FDA Reports Landmark Year For Drug Approvals
The FDA has approved 35 new drugs in the last 12 months, the secondhighest annual number in the past decade, according to a new report. Several of the approvals mark significant advances, including 2 new treatments for hepatitis C, a drug for late-stage prostate cancer, the first new drug for Hodgkin’s lymphoma in 30 years, and the first new drug for lupus in 50 years.
“We are committed to working with industry to promote the science and innovation it takes to produce breakthrough treatments and to ensure that our nation is fully equipped to address the public health challenges of the 21st century,” said Margaret Hamburg, MD, commissioner of food and drugs.
Other advances in terms of drug approvals from fiscal year 2011 include:
• 2 of the drugs—1 for melanoma and 1 for lung cancer—represent breakthroughs in personalized medicine
• 7 of the new medicines provide major advances in cancer treatment
• Almost half of the drugs were deemed to be significant therapeutic advances over existing therapies for heart attack, stroke, and kidney transplant rejection
• 10 are indicated for orphan diseases, which frequently lack any therapy
• 16 were approved under priority review, in which the FDA has a 6-month goal to complete its review for safety and effectiveness

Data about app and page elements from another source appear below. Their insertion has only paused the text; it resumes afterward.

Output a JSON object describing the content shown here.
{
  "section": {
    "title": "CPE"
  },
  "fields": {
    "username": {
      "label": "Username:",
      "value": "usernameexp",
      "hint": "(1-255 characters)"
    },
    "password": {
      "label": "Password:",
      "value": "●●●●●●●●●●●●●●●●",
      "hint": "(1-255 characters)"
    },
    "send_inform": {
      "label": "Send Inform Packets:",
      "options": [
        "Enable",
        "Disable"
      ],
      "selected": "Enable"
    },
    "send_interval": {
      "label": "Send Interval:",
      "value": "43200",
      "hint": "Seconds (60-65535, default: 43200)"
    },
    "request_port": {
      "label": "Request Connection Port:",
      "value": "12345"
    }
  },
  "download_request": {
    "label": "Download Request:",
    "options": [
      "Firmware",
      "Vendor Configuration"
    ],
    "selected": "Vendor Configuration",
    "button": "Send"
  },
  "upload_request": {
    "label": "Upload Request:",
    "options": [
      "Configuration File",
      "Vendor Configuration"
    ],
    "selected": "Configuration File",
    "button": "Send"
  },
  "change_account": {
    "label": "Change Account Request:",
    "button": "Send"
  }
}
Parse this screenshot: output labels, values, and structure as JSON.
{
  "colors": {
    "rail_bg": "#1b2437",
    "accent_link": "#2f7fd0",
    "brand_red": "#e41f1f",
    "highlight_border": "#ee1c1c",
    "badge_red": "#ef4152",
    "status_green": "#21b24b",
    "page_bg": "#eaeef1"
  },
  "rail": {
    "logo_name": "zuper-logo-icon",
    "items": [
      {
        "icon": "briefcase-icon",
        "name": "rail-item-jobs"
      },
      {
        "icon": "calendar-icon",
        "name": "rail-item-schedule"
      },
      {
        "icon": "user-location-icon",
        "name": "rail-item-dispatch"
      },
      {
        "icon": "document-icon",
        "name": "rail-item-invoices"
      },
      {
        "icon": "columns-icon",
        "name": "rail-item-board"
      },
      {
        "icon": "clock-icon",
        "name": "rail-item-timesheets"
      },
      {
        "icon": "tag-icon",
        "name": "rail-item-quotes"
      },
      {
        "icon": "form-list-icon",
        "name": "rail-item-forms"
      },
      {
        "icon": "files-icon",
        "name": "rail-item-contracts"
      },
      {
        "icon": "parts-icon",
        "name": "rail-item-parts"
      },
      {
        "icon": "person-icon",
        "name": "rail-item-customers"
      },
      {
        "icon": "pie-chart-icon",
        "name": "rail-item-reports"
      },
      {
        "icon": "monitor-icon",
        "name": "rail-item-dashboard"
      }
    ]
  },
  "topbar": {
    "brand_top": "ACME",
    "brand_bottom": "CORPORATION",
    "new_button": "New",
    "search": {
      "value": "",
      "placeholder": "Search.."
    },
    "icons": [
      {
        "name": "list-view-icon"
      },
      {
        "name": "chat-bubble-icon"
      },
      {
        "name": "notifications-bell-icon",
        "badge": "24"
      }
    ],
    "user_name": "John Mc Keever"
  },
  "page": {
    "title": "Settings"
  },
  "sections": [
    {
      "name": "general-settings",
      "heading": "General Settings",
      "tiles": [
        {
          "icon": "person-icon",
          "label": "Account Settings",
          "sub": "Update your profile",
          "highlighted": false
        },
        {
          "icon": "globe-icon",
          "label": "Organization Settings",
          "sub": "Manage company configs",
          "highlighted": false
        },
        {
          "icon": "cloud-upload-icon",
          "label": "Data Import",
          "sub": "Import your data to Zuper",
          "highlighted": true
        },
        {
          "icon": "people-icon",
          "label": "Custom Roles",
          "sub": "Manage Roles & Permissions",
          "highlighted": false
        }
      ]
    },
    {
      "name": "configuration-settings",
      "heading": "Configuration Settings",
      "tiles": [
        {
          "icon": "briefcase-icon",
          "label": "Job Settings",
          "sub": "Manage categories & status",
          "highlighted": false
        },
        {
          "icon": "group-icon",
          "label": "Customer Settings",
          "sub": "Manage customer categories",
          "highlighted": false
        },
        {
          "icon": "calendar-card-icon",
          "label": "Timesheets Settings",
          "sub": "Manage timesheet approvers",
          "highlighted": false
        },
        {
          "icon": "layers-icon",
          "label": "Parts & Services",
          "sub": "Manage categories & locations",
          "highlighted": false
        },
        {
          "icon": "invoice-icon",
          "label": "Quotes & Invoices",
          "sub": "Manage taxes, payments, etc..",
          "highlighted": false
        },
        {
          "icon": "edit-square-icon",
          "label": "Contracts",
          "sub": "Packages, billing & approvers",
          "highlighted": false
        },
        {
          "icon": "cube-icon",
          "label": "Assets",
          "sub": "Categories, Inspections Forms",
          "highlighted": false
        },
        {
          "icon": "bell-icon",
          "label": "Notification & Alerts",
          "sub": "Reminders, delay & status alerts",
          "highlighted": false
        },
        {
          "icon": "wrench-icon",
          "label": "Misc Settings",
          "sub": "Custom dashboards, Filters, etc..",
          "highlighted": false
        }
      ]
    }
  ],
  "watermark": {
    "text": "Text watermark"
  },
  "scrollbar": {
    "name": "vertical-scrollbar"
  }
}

• Two-thirds of the new approvals were completed in a single review cycle
• 3 were approved using “accelerated approval,” including Corifact, the first treatment approved for a rare blood clotting disorder. PT
Antidepressant Use Skyrocketing, Says Study
More than 10% of Americans 12 years and older are taking an antidepressant, according to a review by the Centers for Disease Control and Prevention’s National Center for Health Statistics, which also found that less than one-third of those using antidepressants have seen a mental health professional during the past year.
Analysis of data on more than 12,000 individuals participating in National Health and Nutrition Examination Surveys between 2005 and 2008 found that antidepressant use in the United States jumped nearly 400% during the survey period when compared with the 1988 to 1994 study period.
According to the survey, antidepressants were the third-most common drug used by Americans of all ages between 2005 and 2008, and the most common drug among individuals aged 18 to 44 years. In the United States, it was found that women are more than twice as likely to take antidepressants, and Caucasians are more likely than African Americans to take the drugs.
The survey also found that antidepressant use tends to continue over a long period of time. More than 60% of Americans who use the drugs report being on them for 2 years or more, and about 14% of Americans have taken antidepressant medications for 10 years or longer.
Although first introduced for depression, several antidepressants are now used to treat other issues, including anxiety disorders, obsessive compulsive disorder, bulimia, and posttraumatic stress disorder.
Switching From IV to Pill Form of Drugs Could Save Millions
For hospitalized patients who are able to take drugs by mouth, switching from intravenous (IV) medications to pill forms of the same drugs could result in substantially lower costs.
In a study published in the October 2011 issue of Clinical Therapeutics, researchers from Johns Hopkins Hospital found that swapping out 4 commonly prescribed IV medications— chlorothiazide, voriconazole, levetiracetam, and pantoprazole—for their oral equivalents led to an estimated savings of more than $1.1 million in the Department of Medicine alone. Using data from electronic records to examine medication use and compare costs, lead investigator Brandyn D. Lau and colleagues determined that in all 4 cases, use of oral medications resulted in significant savings. For example, the wholesale cost of a 5-mg tablet of chlorothiazide is $1.48, whereas an equivalent dose of the drug given intravenously is $357.24. Pantoprazole, a medication often given to patients several times per day, costs $4.09 per 40-mg tablet, whereas a 40-mg vial costs $144. The potential cost savings per patient for the acid reflux medication would be $680.98, the researchers found.
“Our study looked at just four drugs administered by one department in one hospital in one year and found more than a million dollars in potential savings,” said Lau. “Imagine if every hospital took a hard look at substituting oral medications for IV ones whenever possible. We’re talking about an enormous financial impact, with no risk to patients.”